Translated from the biography established by the AFMD (Friends of the Foundation for the Memory of Deportation from the Allier Department):
Albert MARX was born on April 22, 1902 in Mulhouse in the Alsatian department of the Haut-Rhin. He was the son of Simon MARX and Florence née LOEB.
He left Pont-de-Beauvoisin in the Isère department to join his parents in Lapalisse (Allier department), where they were living in the hamlet called le Petit Paris.
They were listed as French Jews in Lapalisse under the terms of the French state’s Anti-Semitic Law of June 2, 1944.
(Source: Departmental archives of the Allier department 756 W 1)
He was listed by the French state in 1943 as a French Jew.
(Source: Departmental archives of the Allier department 996 W 778 W 112)
On June 11, 1942 his father Simon died in the Lapalisse Hospital.
He was arrested with his mother in the roundup of June 30, 1944 organized in Lapalisse by the collaborator Georges Jany BATISSIER alias Capitaine SCHMIDT. They were interned in the Mal-Coiffée German military prison at Moulins (Allier) and transferred on July 15, 1944 to Drancy, where Albert was attributed I.D. n° 25146.

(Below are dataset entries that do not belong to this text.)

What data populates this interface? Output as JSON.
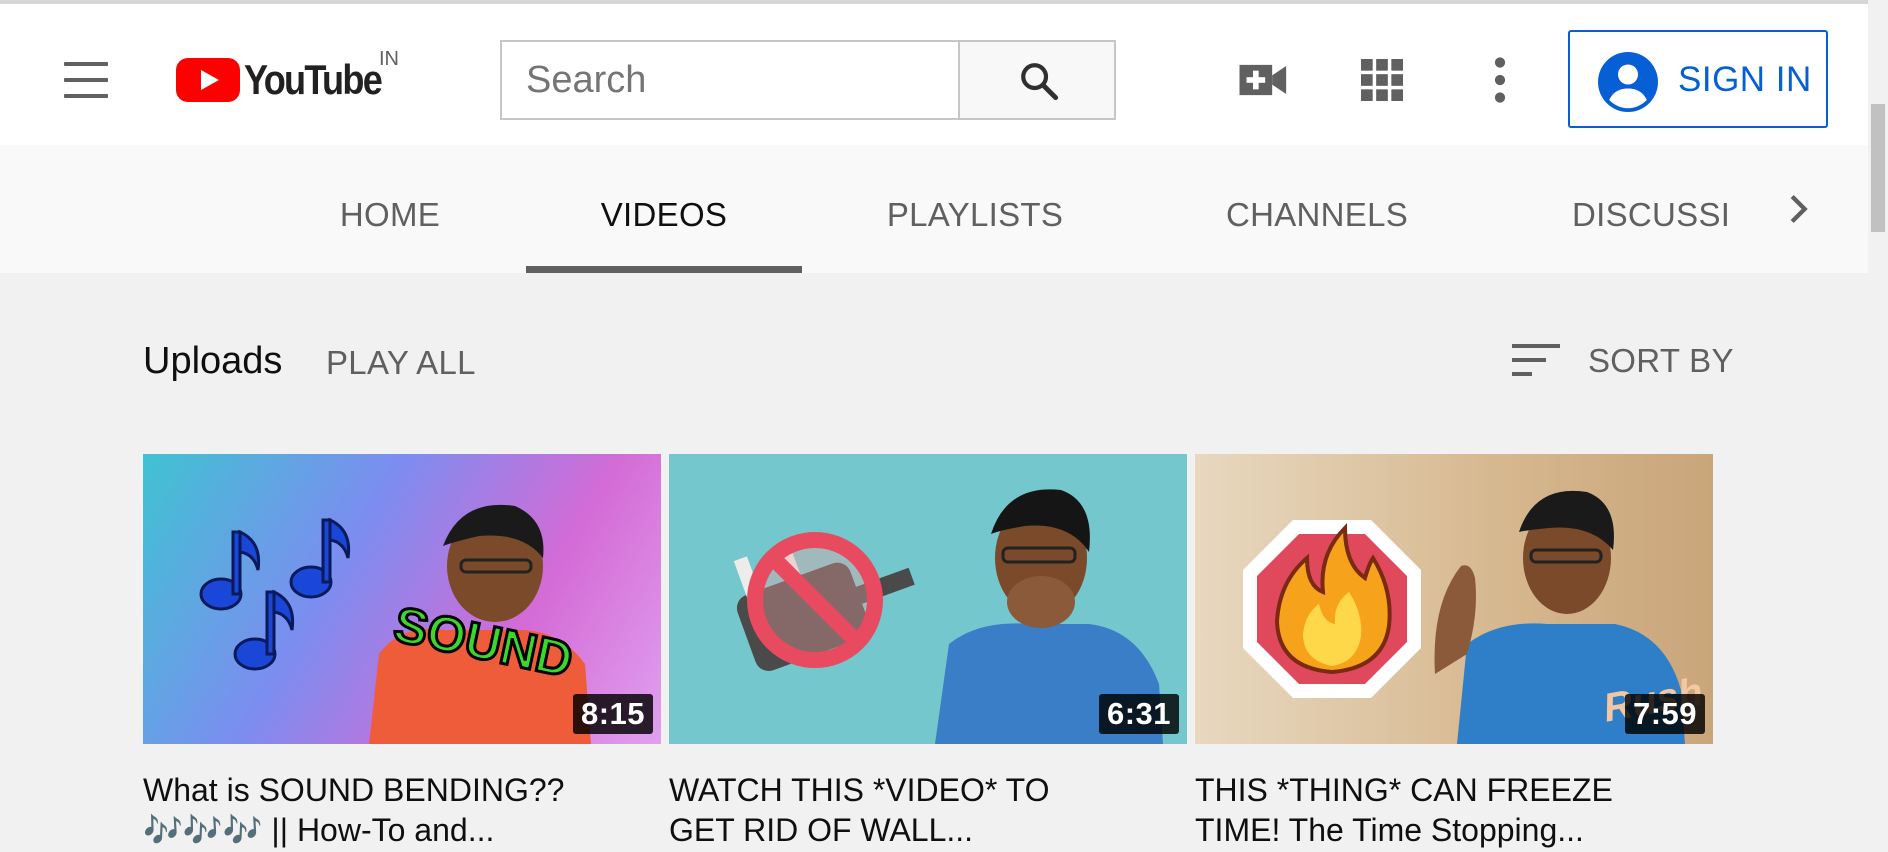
{
  "header": {
    "logo_text": "YouTube",
    "country_code": "IN",
    "search_placeholder": "Search",
    "sign_in_label": "SIGN IN"
  },
  "tabs": [
    {
      "label": "HOME",
      "active": false
    },
    {
      "label": "VIDEOS",
      "active": true
    },
    {
      "label": "PLAYLISTS",
      "active": false
    },
    {
      "label": "CHANNELS",
      "active": false
    },
    {
      "label": "DISCUSSION",
      "active": false
    }
  ],
  "section": {
    "title": "Uploads",
    "play_all_label": "PLAY ALL",
    "sort_label": "SORT BY"
  },
  "videos": [
    {
      "title_line1": "What is SOUND BENDING??",
      "title_line2_suffix": " || How-To and...",
      "title_line2_emoji": "🎶🎶🎶",
      "duration": "8:15",
      "thumb_text": "SOUND"
    },
    {
      "title_line1": "WATCH THIS *VIDEO* TO",
      "title_line2": "GET RID OF WALL...",
      "duration": "6:31"
    },
    {
      "title_line1": "THIS *THING* CAN FREEZE",
      "title_line2": "TIME! The Time Stopping...",
      "duration": "7:59"
    }
  ],
  "icons": {
    "menu": "hamburger-icon",
    "search": "search-icon",
    "create": "video-camera-plus-icon",
    "apps": "apps-grid-icon",
    "more": "more-vertical-icon",
    "account": "account-circle-icon",
    "sort": "sort-icon",
    "next": "chevron-right-icon"
  },
  "colors": {
    "brand_red": "#ff0000",
    "signin_blue": "#065fd4"
  }
}
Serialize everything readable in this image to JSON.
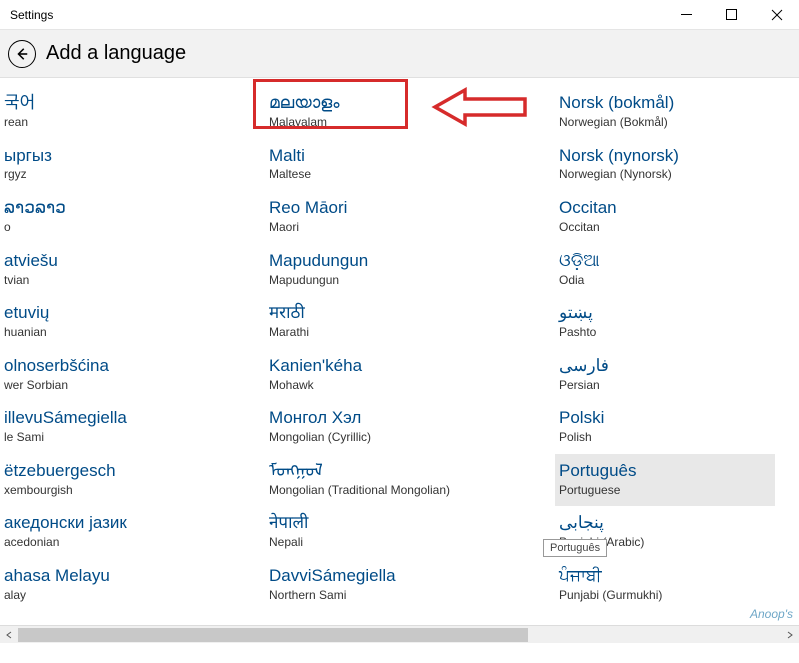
{
  "window": {
    "title": "Settings"
  },
  "header": {
    "page_title": "Add a language"
  },
  "tooltip": "Português",
  "watermark": "Anoop's",
  "columns": {
    "col1": [
      {
        "native": "국어",
        "english": "rean"
      },
      {
        "native": "ыргыз",
        "english": "rgyz"
      },
      {
        "native": "ລາວລາວ",
        "english": "o"
      },
      {
        "native": "atviešu",
        "english": "tvian"
      },
      {
        "native": "etuvių",
        "english": "huanian"
      },
      {
        "native": "olnoserbšćina",
        "english": "wer Sorbian"
      },
      {
        "native": "illevuSámegiella",
        "english": "le Sami"
      },
      {
        "native": "ëtzebuergesch",
        "english": "xembourgish"
      },
      {
        "native": "акедонски јазик",
        "english": "acedonian"
      },
      {
        "native": "ahasa Melayu",
        "english": "alay"
      }
    ],
    "col2": [
      {
        "native": "മലയാളം",
        "english": "Malayalam"
      },
      {
        "native": "Malti",
        "english": "Maltese"
      },
      {
        "native": "Reo Māori",
        "english": "Maori"
      },
      {
        "native": "Mapudungun",
        "english": "Mapudungun"
      },
      {
        "native": "मराठी",
        "english": "Marathi"
      },
      {
        "native": "Kanien'kéha",
        "english": "Mohawk"
      },
      {
        "native": "Монгол Хэл",
        "english": "Mongolian (Cyrillic)"
      },
      {
        "native": "ᠮᠣᠩᠭᠣᠯ",
        "english": "Mongolian (Traditional Mongolian)"
      },
      {
        "native": "नेपाली",
        "english": "Nepali"
      },
      {
        "native": "DavviSámegiella",
        "english": "Northern Sami"
      }
    ],
    "col3": [
      {
        "native": "Norsk (bokmål)",
        "english": "Norwegian (Bokmål)"
      },
      {
        "native": "Norsk (nynorsk)",
        "english": "Norwegian (Nynorsk)"
      },
      {
        "native": "Occitan",
        "english": "Occitan"
      },
      {
        "native": "ଓଡ଼ିଆ",
        "english": "Odia"
      },
      {
        "native": "پښتو",
        "english": "Pashto"
      },
      {
        "native": "فارسى",
        "english": "Persian"
      },
      {
        "native": "Polski",
        "english": "Polish"
      },
      {
        "native": "Português",
        "english": "Portuguese",
        "highlighted": true
      },
      {
        "native": "پنجابی",
        "english": "Punjabi (Arabic)"
      },
      {
        "native": "ਪੰਜਾਬੀ",
        "english": "Punjabi (Gurmukhi)"
      }
    ]
  }
}
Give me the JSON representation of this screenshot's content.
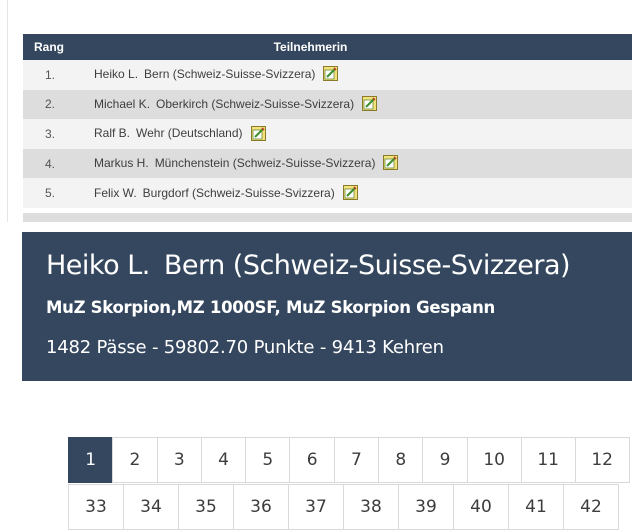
{
  "ranking": {
    "headers": {
      "rang": "Rang",
      "participant": "Teilnehmerin"
    },
    "rows": [
      {
        "rank": "1.",
        "name": "Heiko L.",
        "location": "Bern (Schweiz-Suisse-Svizzera)"
      },
      {
        "rank": "2.",
        "name": "Michael K.",
        "location": "Oberkirch (Schweiz-Suisse-Svizzera)"
      },
      {
        "rank": "3.",
        "name": "Ralf B.",
        "location": "Wehr (Deutschland)"
      },
      {
        "rank": "4.",
        "name": "Markus H.",
        "location": "Münchenstein (Schweiz-Suisse-Svizzera)"
      },
      {
        "rank": "5.",
        "name": "Felix W.",
        "location": "Burgdorf (Schweiz-Suisse-Svizzera)"
      }
    ]
  },
  "detail": {
    "name": "Heiko L.",
    "location": "Bern (Schweiz-Suisse-Svizzera)",
    "vehicles": "MuZ Skorpion,MZ 1000SF, MuZ Skorpion Gespann",
    "stats": "1482 Pässe - 59802.70 Punkte - 9413 Kehren"
  },
  "pagination": {
    "active": "1",
    "row1": [
      "1",
      "2",
      "3",
      "4",
      "5",
      "6",
      "7",
      "8",
      "9",
      "10",
      "11",
      "12"
    ],
    "row2": [
      "33",
      "34",
      "35",
      "36",
      "37",
      "38",
      "39",
      "40",
      "41",
      "42"
    ]
  },
  "colors": {
    "header_bg": "#34475e",
    "row_alt": "#dddddd",
    "row": "#f3f3f3"
  },
  "icons": {
    "row_action": "edit-note-icon"
  }
}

They were deported on July 31, 1944 from Drancy to Auschwitz in convoy n° 77.
(Source for the above document: Mémorial de la Shoah C77_41)
In Le Mémorial de la Déportation des Juifs de France, Serge Klarsfeld writes about convoy n° 77: “The number of deportees was 1300. This convoy 77 (…) hauled toward the Auschwitz gas chambers more than 300 children under the age of 18. (…) 291 men were selected with I.D. numbers B 3673 to B 3963; the same for 283 women (A 16457 to A 16739). In 1945 there were 209 survivors, of whom 141 were women”.
He died on July 31, 1944
- in deportation according to the Mulhouse public records
- in a place unknown according to the Journal Officiel n° 9 of January 11, 1995.
The Journal Officiel of January 11, 1995 should not have ignored the law published in the Journal Officiel of May 15, 1985.
Law N° 85/528 of May 15, 1985
on the acts and judgments certifying the death of persons who died in deportation
Article 3 – When it has been established that a person was part of a deportation convoy with no word of that person subsequent to that convoy’s date of departure, his death is presumed to have taken place on the fifth day following that date, at the destination of the convoy.
According to the law of May 15, 1985, Albert MARX died on August 5, 1944 at Auschwitz, Poland.
“Died in deportation” according to the decree of the War Veterans Ministry dated November 10, 1994 published in the Journal Officiel n° 9 of January 11, 1995.
– Archives of the Allier Départemental 1864 W 1, 756 W 1, 996 W 123.02, 996 W 208, 1756 W 2 N° 14456, 996 W 778 W 112,
– Municipal archives of Lapalisse
– Contemporary Jewish Documentation Center
– Public Records Office of Mulhouse (Haut-Rhin Department and of Lapalisse (Allier Department)
– Klarsfeld, Serge: Memorial to the Jews Deported from de France: 1942-1944 1978
– MemorialGenWeb Internet site
– yadvashem.org Testimonial